Produced from about 1550 BC to 50 BC, the Book of the Dead was not a single, stable composition but an evolving collection of ritual “spells” - recitations and instructions - that were variously selected and combined into individual manuscripts. The nearly 200 surviving spells each address a different concern or anticipated experience. Forming one of history’s most substantial bodies of religious literature, they illuminate how ancient Egyptians understood the cosmos, the world of the gods, and the nature of existence.
“This is an exciting opportunity to bring forth a little-known yet significant part of the Getty collection that has never before been on display, and to showcase the research that has been conducted on these manuscripts over the past few years,” said exhibition curation Sara E. Cole, assistant curator of antiquities at the Getty Villa Museum.
Around 1550 BC, wealthy patrons began commissioning Book of the Dead papyrus scrolls from scribal workshops throughout Egypt. Although deposited in tombs and intimately associated with the deceased, these manuscripts reflected the beliefs and cares of the living and were embedded in active religious practice. This exhibition will highlight four papyri, belonging to women named Webennesre, Ankhesenaset, and Aset, and a man named Pasherashakhet. The papyri span a period from about 1450 BC to about 100 BC.
In later phases of the Book of the Dead (about 400–100 BC), scribes wrote spells on thin linen strips that were then wrapped around mummified bodies as part of the ritual embalming process. Serving as an alternative or a complement to papyrus scrolls, this practice brought the sacred texts in direct contact with the deceased, enveloping and protecting them. Three linen strips also showcased in this exhibition were once part of longer textiles that were applied to the bodies of two men, both named Petosiris.
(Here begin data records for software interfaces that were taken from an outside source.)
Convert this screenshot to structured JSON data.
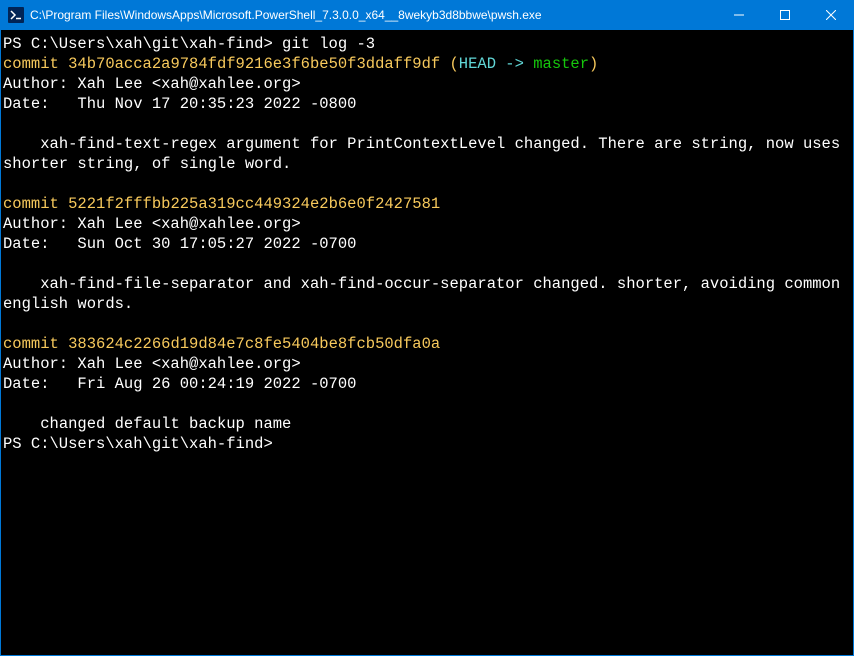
{
  "window": {
    "title": "C:\\Program Files\\WindowsApps\\Microsoft.PowerShell_7.3.0.0_x64__8wekyb3d8bbwe\\pwsh.exe"
  },
  "terminal": {
    "prompt1": "PS C:\\Users\\xah\\git\\xah-find> ",
    "command": "git log -3",
    "commits": [
      {
        "hash_label": "commit ",
        "hash": "34b70acca2a9784fdf9216e3f6be50f3ddaff9df",
        "ref_open": " (",
        "ref_head": "HEAD -> ",
        "ref_branch": "master",
        "ref_close": ")",
        "author": "Author: Xah Lee <xah@xahlee.org>",
        "date": "Date:   Thu Nov 17 20:35:23 2022 -0800",
        "message": "    xah-find-text-regex argument for PrintContextLevel changed. There are string, now uses shorter string, of single word."
      },
      {
        "hash_label": "commit ",
        "hash": "5221f2fffbb225a319cc449324e2b6e0f2427581",
        "author": "Author: Xah Lee <xah@xahlee.org>",
        "date": "Date:   Sun Oct 30 17:05:27 2022 -0700",
        "message": "    xah-find-file-separator and xah-find-occur-separator changed. shorter, avoiding common english words."
      },
      {
        "hash_label": "commit ",
        "hash": "383624c2266d19d84e7c8fe5404be8fcb50dfa0a",
        "author": "Author: Xah Lee <xah@xahlee.org>",
        "date": "Date:   Fri Aug 26 00:24:19 2022 -0700",
        "message": "    changed default backup name"
      }
    ],
    "prompt2": "PS C:\\Users\\xah\\git\\xah-find>"
  }
}
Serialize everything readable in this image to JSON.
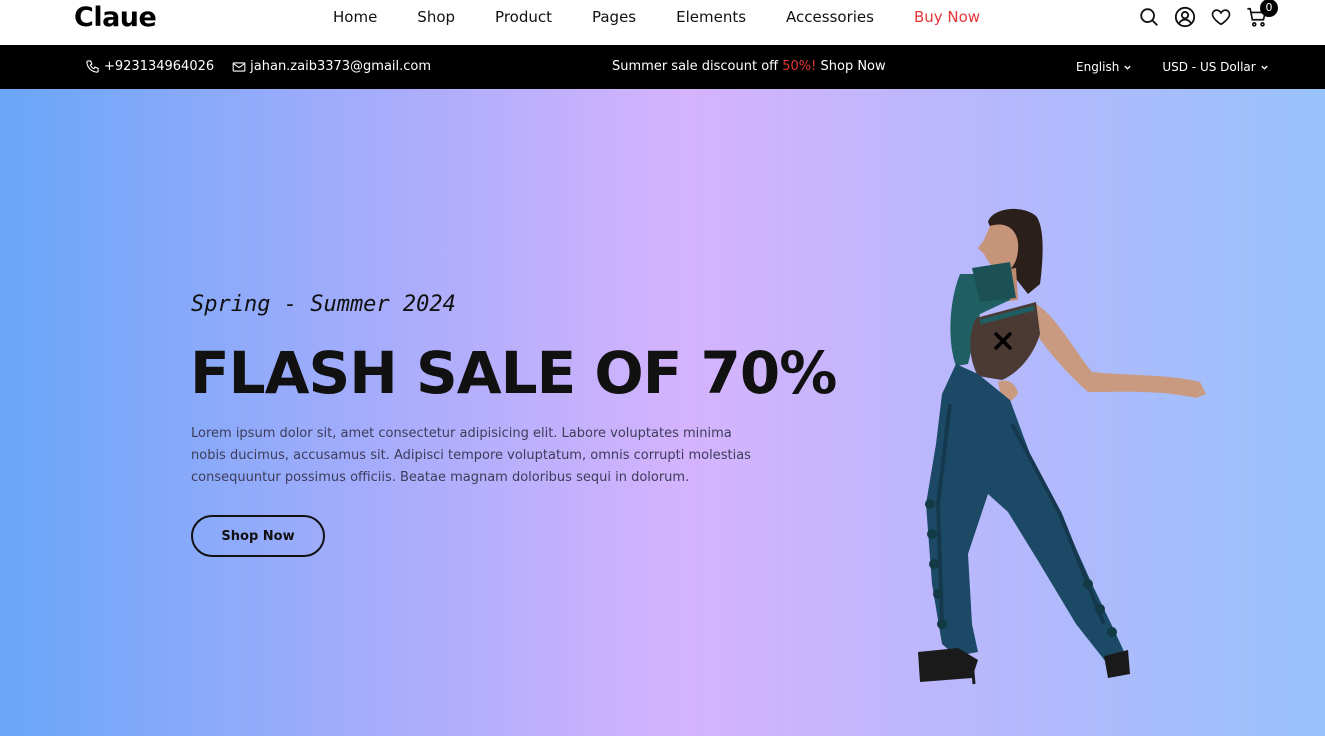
{
  "header": {
    "logo": "Claue",
    "nav": [
      "Home",
      "Shop",
      "Product",
      "Pages",
      "Elements",
      "Accessories",
      "Buy Now"
    ],
    "cart_count": "0",
    "accent_color": "#e53637"
  },
  "topbar": {
    "phone": "+923134964026",
    "email": "jahan.zaib3373@gmail.com",
    "promo_prefix": "Summer sale discount off ",
    "promo_highlight": "50%!",
    "promo_link": " Shop Now",
    "language": "English",
    "currency": "USD - US Dollar"
  },
  "hero": {
    "kicker": "Spring - Summer 2024",
    "headline": "FLASH SALE OF 70%",
    "description": "Lorem ipsum dolor sit, amet consectetur adipisicing elit. Labore voluptates minima nobis ducimus, accusamus sit. Adipisci tempore voluptatum, omnis corrupti molestias consequuntur possimus officiis. Beatae magnam doloribus sequi in dolorum.",
    "cta": "Shop Now"
  },
  "icons": [
    "search-icon",
    "user-icon",
    "heart-icon",
    "cart-icon",
    "phone-icon",
    "mail-icon",
    "chevron-down-icon",
    "close-icon"
  ]
}
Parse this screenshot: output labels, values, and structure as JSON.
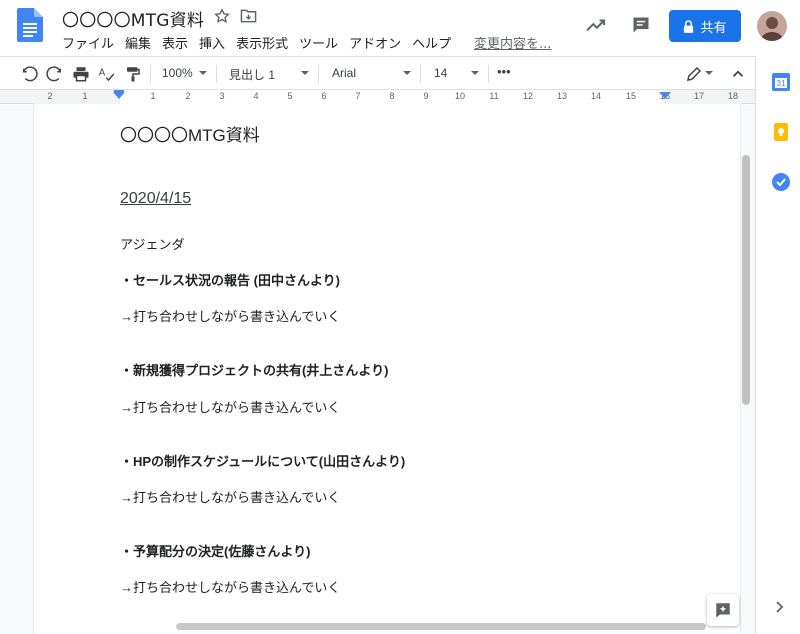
{
  "doc": {
    "title": "〇〇〇〇MTG資料",
    "last_edit": "変更内容を..."
  },
  "menu": [
    "ファイル",
    "編集",
    "表示",
    "挿入",
    "表示形式",
    "ツール",
    "アドオン",
    "ヘルプ"
  ],
  "share": {
    "label": "共有"
  },
  "toolbar": {
    "zoom": "100%",
    "style": "見出し 1",
    "font": "Arial",
    "font_size": "14",
    "more": "•••"
  },
  "ruler": {
    "numbers": [
      "2",
      "1",
      "1",
      "2",
      "3",
      "4",
      "5",
      "6",
      "7",
      "8",
      "9",
      "10",
      "11",
      "12",
      "13",
      "14",
      "15",
      "16",
      "17",
      "18"
    ]
  },
  "content": {
    "heading": "〇〇〇〇MTG資料",
    "date": "2020/4/15",
    "agenda_label": "アジェンダ",
    "items": [
      {
        "title": "・セールス状況の報告 (田中さんより)",
        "note": "→打ち合わせしながら書き込んでいく"
      },
      {
        "title": "・新規獲得プロジェクトの共有(井上さんより)",
        "note": "→打ち合わせしながら書き込んでいく"
      },
      {
        "title": "・HPの制作スケジュールについて(山田さんより)",
        "note": "→打ち合わせしながら書き込んでいく"
      },
      {
        "title": "・予算配分の決定(佐藤さんより)",
        "note": "→打ち合わせしながら書き込んでいく"
      }
    ]
  },
  "side_panel": {
    "calendar_day": "31",
    "icons": [
      "calendar-icon",
      "keep-icon",
      "tasks-icon",
      "chevron-right-icon"
    ]
  },
  "colors": {
    "accent": "#1a73e8",
    "docs_blue": "#4285f4",
    "keep_yellow": "#fbbc04"
  }
}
In addition, an ushabti (funerary figurine) belonging to an official named Neferibresaneith and a fragment of a coffin lid will be on display, illustrating how the ancient Egyptians envisioned the afterlife and the tools they employed in achieving a blessed existence beyond death.
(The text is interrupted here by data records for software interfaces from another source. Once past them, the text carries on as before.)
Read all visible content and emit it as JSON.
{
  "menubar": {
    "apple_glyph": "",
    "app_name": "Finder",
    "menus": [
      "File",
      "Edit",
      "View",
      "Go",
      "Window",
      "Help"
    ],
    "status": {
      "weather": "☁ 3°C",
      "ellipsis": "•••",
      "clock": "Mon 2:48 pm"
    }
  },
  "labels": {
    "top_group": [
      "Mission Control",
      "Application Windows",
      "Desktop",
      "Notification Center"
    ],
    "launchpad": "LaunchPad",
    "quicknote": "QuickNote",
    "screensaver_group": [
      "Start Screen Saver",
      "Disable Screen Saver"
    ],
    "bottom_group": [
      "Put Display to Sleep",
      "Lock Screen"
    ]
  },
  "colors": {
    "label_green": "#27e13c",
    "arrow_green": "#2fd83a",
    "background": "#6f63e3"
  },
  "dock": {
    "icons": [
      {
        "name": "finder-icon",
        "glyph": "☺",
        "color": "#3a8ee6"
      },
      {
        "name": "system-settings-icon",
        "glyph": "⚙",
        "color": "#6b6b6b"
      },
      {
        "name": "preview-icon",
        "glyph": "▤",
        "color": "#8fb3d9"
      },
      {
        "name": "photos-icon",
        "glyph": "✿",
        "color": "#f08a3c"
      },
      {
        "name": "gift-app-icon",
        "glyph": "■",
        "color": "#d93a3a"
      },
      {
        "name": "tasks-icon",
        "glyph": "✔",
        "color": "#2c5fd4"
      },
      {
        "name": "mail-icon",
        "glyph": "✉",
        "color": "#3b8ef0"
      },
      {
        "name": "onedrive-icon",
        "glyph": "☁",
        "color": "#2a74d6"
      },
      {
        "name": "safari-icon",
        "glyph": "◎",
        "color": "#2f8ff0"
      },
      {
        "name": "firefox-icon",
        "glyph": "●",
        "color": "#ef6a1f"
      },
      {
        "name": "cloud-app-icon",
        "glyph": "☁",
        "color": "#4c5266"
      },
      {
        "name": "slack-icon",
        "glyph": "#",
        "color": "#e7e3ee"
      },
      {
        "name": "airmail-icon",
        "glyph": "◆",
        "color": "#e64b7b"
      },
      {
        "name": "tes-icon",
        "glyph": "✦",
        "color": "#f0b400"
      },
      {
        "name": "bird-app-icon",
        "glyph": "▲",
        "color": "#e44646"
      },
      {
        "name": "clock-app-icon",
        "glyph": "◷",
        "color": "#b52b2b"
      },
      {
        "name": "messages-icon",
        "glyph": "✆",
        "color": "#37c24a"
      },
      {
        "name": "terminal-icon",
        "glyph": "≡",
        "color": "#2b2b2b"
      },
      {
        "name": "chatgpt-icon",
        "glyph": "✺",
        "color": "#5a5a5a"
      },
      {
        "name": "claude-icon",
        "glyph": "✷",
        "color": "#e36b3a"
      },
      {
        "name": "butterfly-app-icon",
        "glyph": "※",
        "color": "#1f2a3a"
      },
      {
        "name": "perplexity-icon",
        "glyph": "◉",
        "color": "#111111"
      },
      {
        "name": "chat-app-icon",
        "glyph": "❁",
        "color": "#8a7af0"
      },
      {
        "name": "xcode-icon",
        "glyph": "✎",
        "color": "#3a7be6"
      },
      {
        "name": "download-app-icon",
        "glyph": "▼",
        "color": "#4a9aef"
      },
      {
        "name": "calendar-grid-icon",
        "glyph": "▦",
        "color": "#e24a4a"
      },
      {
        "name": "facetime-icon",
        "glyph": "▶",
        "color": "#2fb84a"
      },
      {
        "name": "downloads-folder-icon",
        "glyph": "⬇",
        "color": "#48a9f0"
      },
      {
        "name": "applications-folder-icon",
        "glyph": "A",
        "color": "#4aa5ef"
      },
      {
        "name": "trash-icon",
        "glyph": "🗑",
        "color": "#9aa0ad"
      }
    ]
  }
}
On November 4, Getty will host an afternoon of presentations, The Egyptian Book of the Dead - for the Living, with five experts exploring how the Book of the Dead was used outside of funerary contexts and the many ways in which it was also a book for the living.
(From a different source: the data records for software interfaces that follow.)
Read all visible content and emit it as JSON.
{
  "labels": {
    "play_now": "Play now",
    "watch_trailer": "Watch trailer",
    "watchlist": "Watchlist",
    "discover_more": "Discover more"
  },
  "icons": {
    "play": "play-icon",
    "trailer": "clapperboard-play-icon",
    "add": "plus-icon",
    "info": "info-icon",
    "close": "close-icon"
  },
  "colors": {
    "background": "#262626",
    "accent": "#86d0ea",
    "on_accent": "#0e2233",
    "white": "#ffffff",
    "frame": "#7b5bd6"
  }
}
The exhibition goes on view at the Getty Villa Museum from November 1 through January 29, 2024.